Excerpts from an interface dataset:
+++

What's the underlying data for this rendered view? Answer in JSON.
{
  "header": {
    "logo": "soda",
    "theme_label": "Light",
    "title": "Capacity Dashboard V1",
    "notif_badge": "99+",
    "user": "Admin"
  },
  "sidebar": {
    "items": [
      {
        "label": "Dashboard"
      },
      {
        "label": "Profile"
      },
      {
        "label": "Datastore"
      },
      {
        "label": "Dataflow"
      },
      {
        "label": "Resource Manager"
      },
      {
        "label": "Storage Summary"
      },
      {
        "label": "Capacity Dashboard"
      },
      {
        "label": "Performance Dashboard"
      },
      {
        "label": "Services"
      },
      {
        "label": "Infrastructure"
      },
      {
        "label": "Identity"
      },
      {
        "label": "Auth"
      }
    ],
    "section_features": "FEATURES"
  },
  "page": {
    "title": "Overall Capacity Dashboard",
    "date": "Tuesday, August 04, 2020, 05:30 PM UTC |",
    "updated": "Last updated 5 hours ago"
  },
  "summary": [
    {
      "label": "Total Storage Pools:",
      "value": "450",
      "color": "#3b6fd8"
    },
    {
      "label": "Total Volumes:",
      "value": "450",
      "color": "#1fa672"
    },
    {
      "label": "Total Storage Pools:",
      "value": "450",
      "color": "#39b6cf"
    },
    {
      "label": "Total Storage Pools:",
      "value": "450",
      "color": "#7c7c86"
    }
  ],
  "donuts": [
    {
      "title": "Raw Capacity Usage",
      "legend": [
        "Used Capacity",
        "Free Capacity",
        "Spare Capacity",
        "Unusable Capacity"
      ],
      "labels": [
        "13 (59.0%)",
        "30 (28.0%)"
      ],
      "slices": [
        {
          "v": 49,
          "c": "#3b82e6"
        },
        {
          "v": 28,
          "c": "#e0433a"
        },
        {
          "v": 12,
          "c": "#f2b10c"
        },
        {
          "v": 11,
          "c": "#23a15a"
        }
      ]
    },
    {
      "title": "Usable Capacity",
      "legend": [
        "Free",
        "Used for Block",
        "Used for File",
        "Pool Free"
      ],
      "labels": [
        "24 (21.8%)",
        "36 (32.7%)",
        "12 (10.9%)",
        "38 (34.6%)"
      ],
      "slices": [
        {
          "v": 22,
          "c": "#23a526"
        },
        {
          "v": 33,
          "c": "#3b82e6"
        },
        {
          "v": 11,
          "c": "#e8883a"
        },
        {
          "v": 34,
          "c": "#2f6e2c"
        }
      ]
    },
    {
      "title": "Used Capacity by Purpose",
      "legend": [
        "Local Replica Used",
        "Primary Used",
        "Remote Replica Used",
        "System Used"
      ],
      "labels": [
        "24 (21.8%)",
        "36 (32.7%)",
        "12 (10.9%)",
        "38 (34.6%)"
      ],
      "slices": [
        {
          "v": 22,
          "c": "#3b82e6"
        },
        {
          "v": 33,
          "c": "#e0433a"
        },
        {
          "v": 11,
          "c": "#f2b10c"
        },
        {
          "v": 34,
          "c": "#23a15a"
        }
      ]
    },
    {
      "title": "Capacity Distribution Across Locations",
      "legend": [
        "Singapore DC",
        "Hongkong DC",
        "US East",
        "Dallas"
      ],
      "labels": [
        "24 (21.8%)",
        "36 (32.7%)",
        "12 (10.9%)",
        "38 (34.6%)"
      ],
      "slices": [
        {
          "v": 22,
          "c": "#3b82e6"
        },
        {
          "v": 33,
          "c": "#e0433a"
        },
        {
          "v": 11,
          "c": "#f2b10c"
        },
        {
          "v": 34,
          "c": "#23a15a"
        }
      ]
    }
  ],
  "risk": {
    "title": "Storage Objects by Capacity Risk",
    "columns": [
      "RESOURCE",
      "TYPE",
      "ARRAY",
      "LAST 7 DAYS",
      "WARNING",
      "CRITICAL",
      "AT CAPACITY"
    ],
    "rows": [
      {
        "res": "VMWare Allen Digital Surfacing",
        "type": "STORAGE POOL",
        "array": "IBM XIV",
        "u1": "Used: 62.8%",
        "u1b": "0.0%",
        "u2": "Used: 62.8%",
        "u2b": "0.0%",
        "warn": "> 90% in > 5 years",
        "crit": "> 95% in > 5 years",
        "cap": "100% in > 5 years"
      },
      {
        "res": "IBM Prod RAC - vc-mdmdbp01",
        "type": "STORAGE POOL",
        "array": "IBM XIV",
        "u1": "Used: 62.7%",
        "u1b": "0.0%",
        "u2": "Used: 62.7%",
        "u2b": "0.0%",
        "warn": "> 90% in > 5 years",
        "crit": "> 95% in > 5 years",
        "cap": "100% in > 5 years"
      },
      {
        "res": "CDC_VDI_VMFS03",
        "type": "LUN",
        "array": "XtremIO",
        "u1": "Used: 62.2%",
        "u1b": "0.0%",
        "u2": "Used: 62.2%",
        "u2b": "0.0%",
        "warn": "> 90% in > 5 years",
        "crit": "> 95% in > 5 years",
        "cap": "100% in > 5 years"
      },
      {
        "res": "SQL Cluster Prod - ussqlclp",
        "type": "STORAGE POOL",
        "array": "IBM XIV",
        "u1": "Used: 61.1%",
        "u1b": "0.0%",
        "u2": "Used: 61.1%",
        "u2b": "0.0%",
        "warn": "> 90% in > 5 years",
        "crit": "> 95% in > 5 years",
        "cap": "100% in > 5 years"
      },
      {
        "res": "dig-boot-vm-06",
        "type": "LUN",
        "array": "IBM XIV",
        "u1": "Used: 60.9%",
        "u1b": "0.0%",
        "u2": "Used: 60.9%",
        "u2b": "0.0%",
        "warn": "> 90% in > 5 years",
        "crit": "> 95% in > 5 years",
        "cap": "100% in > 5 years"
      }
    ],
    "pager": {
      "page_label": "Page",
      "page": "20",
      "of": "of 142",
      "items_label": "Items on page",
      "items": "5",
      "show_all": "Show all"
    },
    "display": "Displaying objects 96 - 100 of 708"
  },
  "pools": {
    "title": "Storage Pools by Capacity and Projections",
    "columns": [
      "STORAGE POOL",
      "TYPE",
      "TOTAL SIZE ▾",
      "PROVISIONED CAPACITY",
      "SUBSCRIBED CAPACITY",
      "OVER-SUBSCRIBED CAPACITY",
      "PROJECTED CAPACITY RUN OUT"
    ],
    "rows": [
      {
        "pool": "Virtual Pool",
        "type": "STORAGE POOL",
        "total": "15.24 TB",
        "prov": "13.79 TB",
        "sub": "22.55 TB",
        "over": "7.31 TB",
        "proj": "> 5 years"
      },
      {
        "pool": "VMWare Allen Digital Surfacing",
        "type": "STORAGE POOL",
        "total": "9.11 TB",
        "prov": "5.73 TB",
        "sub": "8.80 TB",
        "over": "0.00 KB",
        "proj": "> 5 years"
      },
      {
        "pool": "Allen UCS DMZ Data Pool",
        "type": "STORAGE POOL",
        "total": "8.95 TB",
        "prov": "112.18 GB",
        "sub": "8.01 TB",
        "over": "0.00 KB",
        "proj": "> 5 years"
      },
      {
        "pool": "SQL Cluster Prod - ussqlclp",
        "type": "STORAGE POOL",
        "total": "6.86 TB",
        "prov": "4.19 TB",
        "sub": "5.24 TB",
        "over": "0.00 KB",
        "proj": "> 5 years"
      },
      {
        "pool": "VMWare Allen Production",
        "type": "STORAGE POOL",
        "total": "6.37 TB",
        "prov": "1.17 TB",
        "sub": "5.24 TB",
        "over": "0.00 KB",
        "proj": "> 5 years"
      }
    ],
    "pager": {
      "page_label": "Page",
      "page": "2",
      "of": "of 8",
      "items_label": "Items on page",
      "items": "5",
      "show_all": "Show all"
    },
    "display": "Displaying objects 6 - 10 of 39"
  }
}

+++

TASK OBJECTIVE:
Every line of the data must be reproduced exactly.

EXERCISE SOLUTION:
What's the underlying data for this rendered view? Answer in JSON.
{
  "header": {
    "logo": "soda",
    "theme_label": "Light",
    "title": "Capacity Dashboard V1",
    "notif_badge": "99+",
    "user": "Admin"
  },
  "sidebar": {
    "items": [
      {
        "label": "Dashboard"
      },
      {
        "label": "Profile"
      },
      {
        "label": "Datastore"
      },
      {
        "label": "Dataflow"
      },
      {
        "label": "Resource Manager"
      },
      {
        "label": "Storage Summary"
      },
      {
        "label": "Capacity Dashboard"
      },
      {
        "label": "Performance Dashboard"
      },
      {
        "label": "Services"
      },
      {
        "label": "Infrastructure"
      },
      {
        "label": "Identity"
      },
      {
        "label": "Auth"
      }
    ],
    "section_features": "FEATURES"
  },
  "page": {
    "title": "Overall Capacity Dashboard",
    "date": "Tuesday, August 04, 2020, 05:30 PM UTC |",
    "updated": "Last updated 5 hours ago"
  },
  "summary": [
    {
      "label": "Total Storage Pools:",
      "value": "450",
      "color": "#3b6fd8"
    },
    {
      "label": "Total Volumes:",
      "value": "450",
      "color": "#1fa672"
    },
    {
      "label": "Total Storage Pools:",
      "value": "450",
      "color": "#39b6cf"
    },
    {
      "label": "Total Storage Pools:",
      "value": "450",
      "color": "#7c7c86"
    }
  ],
  "donuts": [
    {
      "title": "Raw Capacity Usage",
      "legend": [
        "Used Capacity",
        "Free Capacity",
        "Spare Capacity",
        "Unusable Capacity"
      ],
      "labels": [
        "13 (59.0%)",
        "30 (28.0%)"
      ],
      "slices": [
        {
          "v": 49,
          "c": "#3b82e6"
        },
        {
          "v": 28,
          "c": "#e0433a"
        },
        {
          "v": 12,
          "c": "#f2b10c"
        },
        {
          "v": 11,
          "c": "#23a15a"
        }
      ]
    },
    {
      "title": "Usable Capacity",
      "legend": [
        "Free",
        "Used for Block",
        "Used for File",
        "Pool Free"
      ],
      "labels": [
        "24 (21.8%)",
        "36 (32.7%)",
        "12 (10.9%)",
        "38 (34.6%)"
      ],
      "slices": [
        {
          "v": 22,
          "c": "#23a526"
        },
        {
          "v": 33,
          "c": "#3b82e6"
        },
        {
          "v": 11,
          "c": "#e8883a"
        },
        {
          "v": 34,
          "c": "#2f6e2c"
        }
      ]
    },
    {
      "title": "Used Capacity by Purpose",
      "legend": [
        "Local Replica Used",
        "Primary Used",
        "Remote Replica Used",
        "System Used"
      ],
      "labels": [
        "24 (21.8%)",
        "36 (32.7%)",
        "12 (10.9%)",
        "38 (34.6%)"
      ],
      "slices": [
        {
          "v": 22,
          "c": "#3b82e6"
        },
        {
          "v": 33,
          "c": "#e0433a"
        },
        {
          "v": 11,
          "c": "#f2b10c"
        },
        {
          "v": 34,
          "c": "#23a15a"
        }
      ]
    },
    {
      "title": "Capacity Distribution Across Locations",
      "legend": [
        "Singapore DC",
        "Hongkong DC",
        "US East",
        "Dallas"
      ],
      "labels": [
        "24 (21.8%)",
        "36 (32.7%)",
        "12 (10.9%)",
        "38 (34.6%)"
      ],
      "slices": [
        {
          "v": 22,
          "c": "#3b82e6"
        },
        {
          "v": 33,
          "c": "#e0433a"
        },
        {
          "v": 11,
          "c": "#f2b10c"
        },
        {
          "v": 34,
          "c": "#23a15a"
        }
      ]
    }
  ],
  "risk": {
    "title": "Storage Objects by Capacity Risk",
    "columns": [
      "RESOURCE",
      "TYPE",
      "ARRAY",
      "LAST 7 DAYS",
      "WARNING",
      "CRITICAL",
      "AT CAPACITY"
    ],
    "rows": [
      {
        "res": "VMWare Allen Digital Surfacing",
        "type": "STORAGE POOL",
        "array": "IBM XIV",
        "u1": "Used: 62.8%",
        "u1b": "0.0%",
        "u2": "Used: 62.8%",
        "u2b": "0.0%",
        "warn": "> 90% in > 5 years",
        "crit": "> 95% in > 5 years",
        "cap": "100% in > 5 years"
      },
      {
        "res": "IBM Prod RAC - vc-mdmdbp01",
        "type": "STORAGE POOL",
        "array": "IBM XIV",
        "u1": "Used: 62.7%",
        "u1b": "0.0%",
        "u2": "Used: 62.7%",
        "u2b": "0.0%",
        "warn": "> 90% in > 5 years",
        "crit": "> 95% in > 5 years",
        "cap": "100% in > 5 years"
      },
      {
        "res": "CDC_VDI_VMFS03",
        "type": "LUN",
        "array": "XtremIO",
        "u1": "Used: 62.2%",
        "u1b": "0.0%",
        "u2": "Used: 62.2%",
        "u2b": "0.0%",
        "warn": "> 90% in > 5 years",
        "crit": "> 95% in > 5 years",
        "cap": "100% in > 5 years"
      },
      {
        "res": "SQL Cluster Prod - ussqlclp",
        "type": "STORAGE POOL",
        "array": "IBM XIV",
        "u1": "Used: 61.1%",
        "u1b": "0.0%",
        "u2": "Used: 61.1%",
        "u2b": "0.0%",
        "warn": "> 90% in > 5 years",
        "crit": "> 95% in > 5 years",
        "cap": "100% in > 5 years"
      },
      {
        "res": "dig-boot-vm-06",
        "type": "LUN",
        "array": "IBM XIV",
        "u1": "Used: 60.9%",
        "u1b": "0.0%",
        "u2": "Used: 60.9%",
        "u2b": "0.0%",
        "warn": "> 90% in > 5 years",
        "crit": "> 95% in > 5 years",
        "cap": "100% in > 5 years"
      }
    ],
    "pager": {
      "page_label": "Page",
      "page": "20",
      "of": "of 142",
      "items_label": "Items on page",
      "items": "5",
      "show_all": "Show all"
    },
    "display": "Displaying objects 96 - 100 of 708"
  },
  "pools": {
    "title": "Storage Pools by Capacity and Projections",
    "columns": [
      "STORAGE POOL",
      "TYPE",
      "TOTAL SIZE ▾",
      "PROVISIONED CAPACITY",
      "SUBSCRIBED CAPACITY",
      "OVER-SUBSCRIBED CAPACITY",
      "PROJECTED CAPACITY RUN OUT"
    ],
    "rows": [
      {
        "pool": "Virtual Pool",
        "type": "STORAGE POOL",
        "total": "15.24 TB",
        "prov": "13.79 TB",
        "sub": "22.55 TB",
        "over": "7.31 TB",
        "proj": "> 5 years"
      },
      {
        "pool": "VMWare Allen Digital Surfacing",
        "type": "STORAGE POOL",
        "total": "9.11 TB",
        "prov": "5.73 TB",
        "sub": "8.80 TB",
        "over": "0.00 KB",
        "proj": "> 5 years"
      },
      {
        "pool": "Allen UCS DMZ Data Pool",
        "type": "STORAGE POOL",
        "total": "8.95 TB",
        "prov": "112.18 GB",
        "sub": "8.01 TB",
        "over": "0.00 KB",
        "proj": "> 5 years"
      },
      {
        "pool": "SQL Cluster Prod - ussqlclp",
        "type": "STORAGE POOL",
        "total": "6.86 TB",
        "prov": "4.19 TB",
        "sub": "5.24 TB",
        "over": "0.00 KB",
        "proj": "> 5 years"
      },
      {
        "pool": "VMWare Allen Production",
        "type": "STORAGE POOL",
        "total": "6.37 TB",
        "prov": "1.17 TB",
        "sub": "5.24 TB",
        "over": "0.00 KB",
        "proj": "> 5 years"
      }
    ],
    "pager": {
      "page_label": "Page",
      "page": "2",
      "of": "of 8",
      "items_label": "Items on page",
      "items": "5",
      "show_all": "Show all"
    },
    "display": "Displaying objects 6 - 10 of 39"
  }
}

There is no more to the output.